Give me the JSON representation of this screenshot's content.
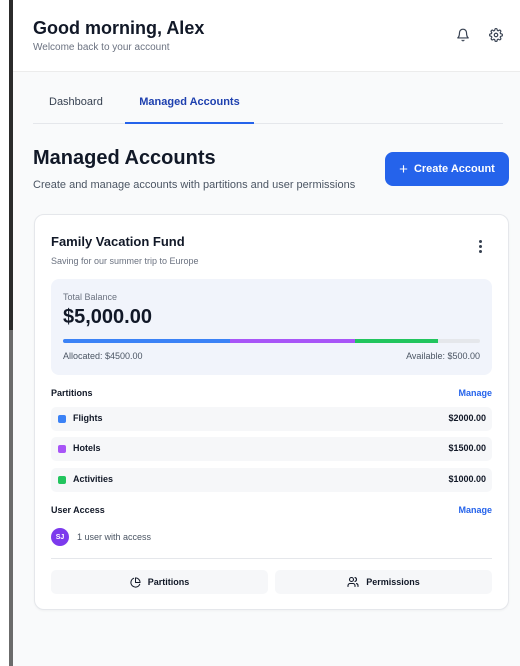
{
  "header": {
    "greeting": "Good morning, Alex",
    "subtitle": "Welcome back to your account",
    "icons": [
      "bell-icon",
      "gear-icon"
    ]
  },
  "tabs": [
    {
      "label": "Dashboard",
      "active": false
    },
    {
      "label": "Managed Accounts",
      "active": true
    }
  ],
  "page": {
    "title": "Managed Accounts",
    "subtitle": "Create and manage accounts with partitions and user permissions",
    "create_button": "Create Account",
    "accent_color": "#2563eb"
  },
  "account": {
    "name": "Family Vacation Fund",
    "description": "Saving for our summer trip to Europe",
    "balance_label": "Total Balance",
    "balance": "$5,000.00",
    "balance_value": 5000,
    "allocated_text": "Allocated: $4500.00",
    "available_text": "Available: $500.00",
    "partitions_label": "Partitions",
    "partitions_manage": "Manage",
    "partitions": [
      {
        "name": "Flights",
        "amount": "$2000.00",
        "value": 2000,
        "color": "#3b82f6"
      },
      {
        "name": "Hotels",
        "amount": "$1500.00",
        "value": 1500,
        "color": "#a855f7"
      },
      {
        "name": "Activities",
        "amount": "$1000.00",
        "value": 1000,
        "color": "#22c55e"
      }
    ],
    "user_access_label": "User Access",
    "user_access_manage": "Manage",
    "user_initials": "SJ",
    "user_access_text": "1 user with access",
    "footer_buttons": [
      {
        "label": "Partitions",
        "icon": "pie-chart-icon"
      },
      {
        "label": "Permissions",
        "icon": "users-icon"
      }
    ]
  }
}
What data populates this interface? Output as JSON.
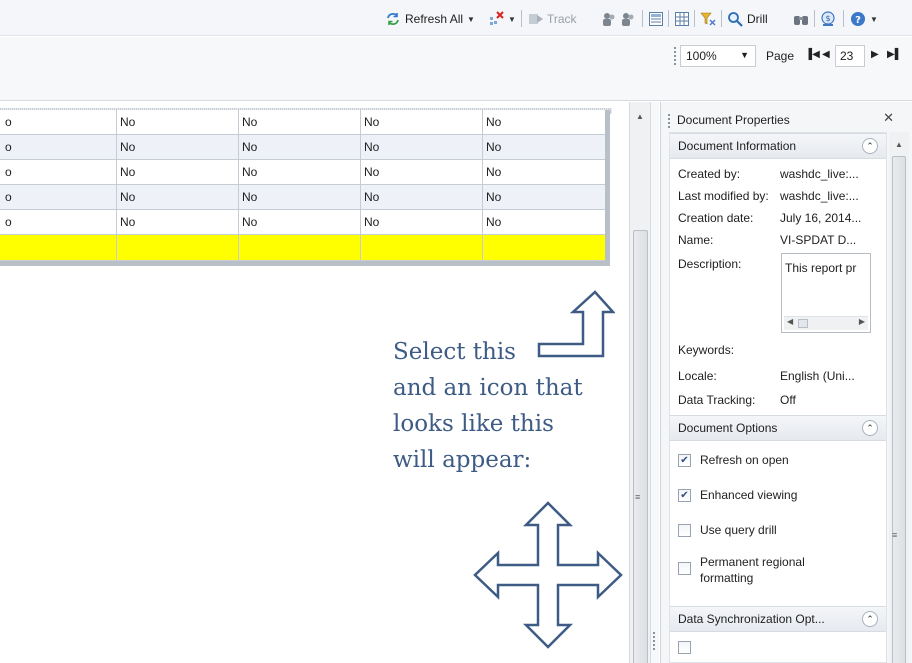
{
  "toolbar": {
    "refresh_all": "Refresh All",
    "track": "Track",
    "drill": "Drill"
  },
  "viewbar": {
    "zoom": "100%",
    "page_label": "Page",
    "page_number": "23"
  },
  "report": {
    "rows": [
      [
        "o",
        "No",
        "No",
        "No",
        "No"
      ],
      [
        "o",
        "No",
        "No",
        "No",
        "No"
      ],
      [
        "o",
        "No",
        "No",
        "No",
        "No"
      ],
      [
        "o",
        "No",
        "No",
        "No",
        "No"
      ],
      [
        "o",
        "No",
        "No",
        "No",
        "No"
      ],
      [
        "",
        "",
        "",
        "",
        ""
      ]
    ]
  },
  "instruction": {
    "line1": "Select this",
    "line2": "and an icon that",
    "line3": "looks like this",
    "line4": "will appear:"
  },
  "panel": {
    "title": "Document Properties",
    "doc_info": {
      "title": "Document Information",
      "created_by_label": "Created by:",
      "created_by": "washdc_live:...",
      "last_modified_label": "Last modified by:",
      "last_modified": "washdc_live:...",
      "creation_date_label": "Creation date:",
      "creation_date": "July 16, 2014...",
      "name_label": "Name:",
      "name": "VI-SPDAT D...",
      "description_label": "Description:",
      "description": "This report pr",
      "keywords_label": "Keywords:",
      "locale_label": "Locale:",
      "locale": "English (Uni...",
      "data_tracking_label": "Data Tracking:",
      "data_tracking": "Off"
    },
    "doc_options": {
      "title": "Document Options",
      "refresh_on_open": "Refresh on open",
      "enhanced_viewing": "Enhanced viewing",
      "use_query_drill": "Use query drill",
      "permanent_regional_1": "Permanent regional",
      "permanent_regional_2": "formatting"
    },
    "data_sync": {
      "title": "Data Synchronization Opt..."
    }
  },
  "colors": {
    "instruction_text": "#3d5b85",
    "highlight_row": "#ffff00",
    "alt_row": "#eef1f8"
  }
}
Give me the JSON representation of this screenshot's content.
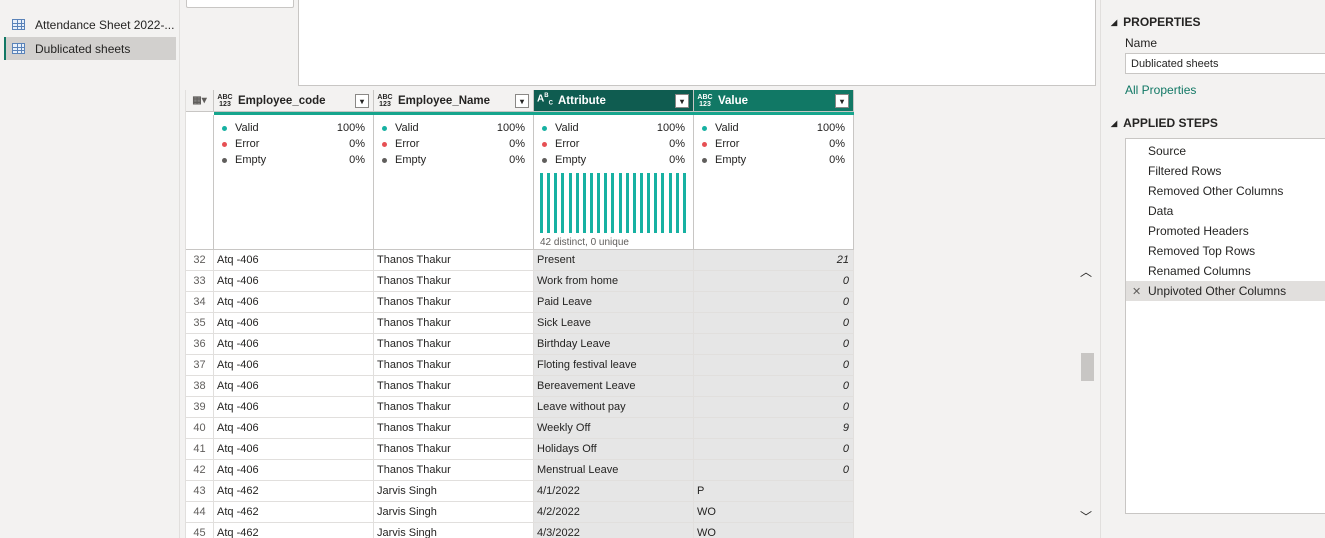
{
  "queries": [
    {
      "label": "Attendance Sheet 2022-...",
      "selected": false
    },
    {
      "label": "Dublicated sheets",
      "selected": true
    }
  ],
  "columns": [
    {
      "name": "Employee_code",
      "type": "ABC\n123",
      "profile": {
        "valid": "100%",
        "error": "0%",
        "empty": "0%"
      }
    },
    {
      "name": "Employee_Name",
      "type": "ABC\n123",
      "profile": {
        "valid": "100%",
        "error": "0%",
        "empty": "0%"
      }
    },
    {
      "name": "Attribute",
      "type": "A B C",
      "profile": {
        "valid": "100%",
        "error": "0%",
        "empty": "0%"
      },
      "distinct": "42 distinct, 0 unique"
    },
    {
      "name": "Value",
      "type": "ABC\n123",
      "profile": {
        "valid": "100%",
        "error": "0%",
        "empty": "0%"
      }
    }
  ],
  "profile_labels": {
    "valid": "Valid",
    "error": "Error",
    "empty": "Empty"
  },
  "colors": {
    "valid": "#17b1a2",
    "error": "#e65054",
    "empty": "#605e5c",
    "accent": "#117865"
  },
  "rows": [
    {
      "n": "32",
      "code": "Atq -406",
      "name": "Thanos Thakur",
      "attr": "Present",
      "value": "21",
      "numeric": true
    },
    {
      "n": "33",
      "code": "Atq -406",
      "name": "Thanos Thakur",
      "attr": "Work from home",
      "value": "0",
      "numeric": true
    },
    {
      "n": "34",
      "code": "Atq -406",
      "name": "Thanos Thakur",
      "attr": "Paid Leave",
      "value": "0",
      "numeric": true
    },
    {
      "n": "35",
      "code": "Atq -406",
      "name": "Thanos Thakur",
      "attr": "Sick Leave",
      "value": "0",
      "numeric": true
    },
    {
      "n": "36",
      "code": "Atq -406",
      "name": "Thanos Thakur",
      "attr": "Birthday Leave",
      "value": "0",
      "numeric": true
    },
    {
      "n": "37",
      "code": "Atq -406",
      "name": "Thanos Thakur",
      "attr": "Floting festival leave",
      "value": "0",
      "numeric": true
    },
    {
      "n": "38",
      "code": "Atq -406",
      "name": "Thanos Thakur",
      "attr": "Bereavement Leave",
      "value": "0",
      "numeric": true
    },
    {
      "n": "39",
      "code": "Atq -406",
      "name": "Thanos Thakur",
      "attr": "Leave without pay",
      "value": "0",
      "numeric": true
    },
    {
      "n": "40",
      "code": "Atq -406",
      "name": "Thanos Thakur",
      "attr": "Weekly Off",
      "value": "9",
      "numeric": true
    },
    {
      "n": "41",
      "code": "Atq -406",
      "name": "Thanos Thakur",
      "attr": "Holidays Off",
      "value": "0",
      "numeric": true
    },
    {
      "n": "42",
      "code": "Atq -406",
      "name": "Thanos Thakur",
      "attr": "Menstrual Leave",
      "value": "0",
      "numeric": true
    },
    {
      "n": "43",
      "code": "Atq -462",
      "name": "Jarvis Singh",
      "attr": "4/1/2022",
      "value": "P",
      "numeric": false
    },
    {
      "n": "44",
      "code": "Atq -462",
      "name": "Jarvis Singh",
      "attr": "4/2/2022",
      "value": "WO",
      "numeric": false
    },
    {
      "n": "45",
      "code": "Atq -462",
      "name": "Jarvis Singh",
      "attr": "4/3/2022",
      "value": "WO",
      "numeric": false
    }
  ],
  "properties": {
    "title": "PROPERTIES",
    "name_label": "Name",
    "name_value": "Dublicated sheets",
    "all_properties": "All Properties"
  },
  "applied_steps": {
    "title": "APPLIED STEPS",
    "steps": [
      {
        "label": "Source",
        "gear": true
      },
      {
        "label": "Filtered Rows",
        "gear": true
      },
      {
        "label": "Removed Other Columns",
        "gear": true
      },
      {
        "label": "Data",
        "gear": false
      },
      {
        "label": "Promoted Headers",
        "gear": true
      },
      {
        "label": "Removed Top Rows",
        "gear": true
      },
      {
        "label": "Renamed Columns",
        "gear": false
      },
      {
        "label": "Unpivoted Other Columns",
        "gear": false,
        "active": true
      }
    ]
  }
}
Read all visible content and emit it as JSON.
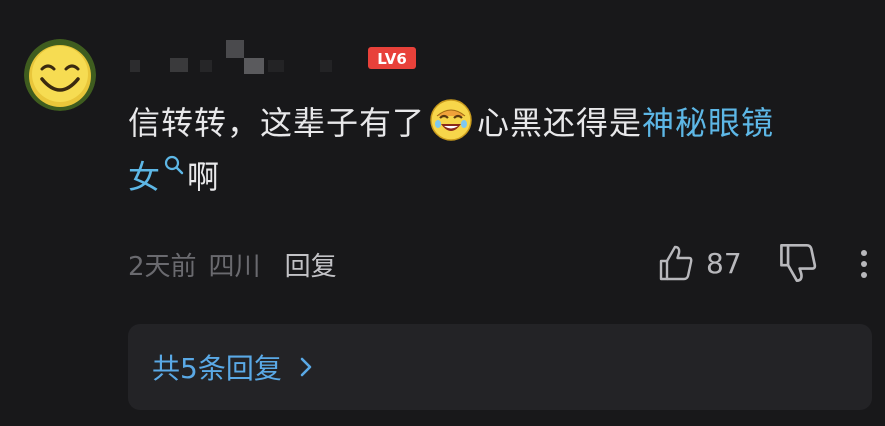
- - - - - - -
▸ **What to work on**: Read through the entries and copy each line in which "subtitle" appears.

▸ **Expected output**:
    "subtitle": "Welcome back to your account",
    "subtitle": "Create and manage accounts with partitions and user permissions",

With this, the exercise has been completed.